A new variant of Android malware discovered in the wild is threatening not just Android devices but Windows, Linux and Mac machines as well.
First detected by mobile security firm Trend Micro, the Android backdoor dubbed GhostCtrl has proven to be more powerful than standard mobile malware. It can give the attacker the ability to invade a person’s privacy by recording audio or video from the device and provide access to other systems.
In some ways, GhostCtrl behaves like standard Android malware. It gives the attacker the ability to upload and download files from a remote server to the infected device, can send SMS messages—usually at a fee—to numbers without permission, and send information recorded from the device.
In other ways, the malware strain is much more powerful than the typical attack. It won’t just grab information from the infected handset, it can also record audio and video without the owner’s permission.
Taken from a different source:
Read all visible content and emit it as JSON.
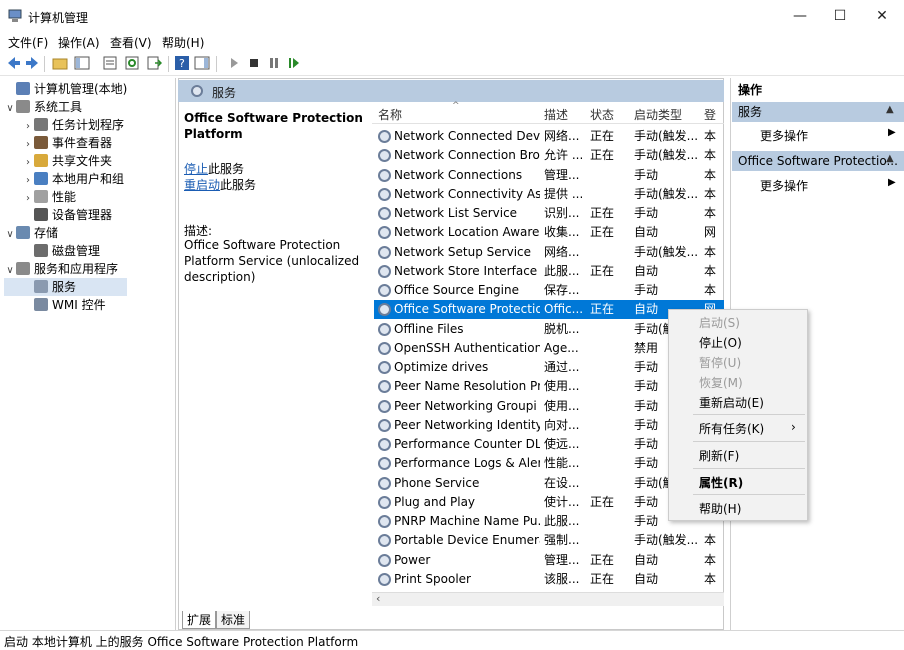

It can also use the text-to-speech feature, play sound effects, terminate an outgoing call, use Bluetooth to connect to another device and clear or reset the password of an account on the device.
Even worse, the malware isn’t limited to just taking advantage of Android devices. GhostCrtl also includes a worm called RETADUP that is capable of stealing information from Windows systems by using a connected, infected Android device as a back channel.
“GhostCtrl’s combination with an information-stealing worm, while potent, is also telling. The attackers tried to cover their bases, and made sure that they didn’t just infect endpoints. And with the ubiquity of mobile devices among corporate and everyday end users, GhostCtrl’s capabilities can indeed deliver the scares.” researchers at Trend Micro said.
There have already been three versions of GhostCtrl identified in the wild, each of which with a new wrinkle that poses more threat to owners of Android devices. The inclusion of RETADUP, which was recently discovered stealing information from Windows machines in Israeli hospitals, extends the threat of the malware beyond mobile.
It goes without saying that most people would like to avoid being infected by any version of GhostCtrl. The malicious software often comes disguised as legitimate apps, using compromised versions of WhatsApp and Pokémon Go among others as its cover.
If a user downloads one of those corrupted apps—often found on third-party app marketplaces—and goes to open the download, the Android Application Package (APK) will launch GhostCtrl and prompt the user to install it. Once installed, GhostCtrl gives no indication that it is on the device. It runs silently in the background as the attacker gains access to the compromised handset.
The best step a user can take to avoid being infected by GhostCtrl is to download apps through the Google Play Store. While Google’s official marketplace hasn’t been as successful at keeping out malicious software as one might hope, it’s still a much safer bet than the wild west of third-party alternatives.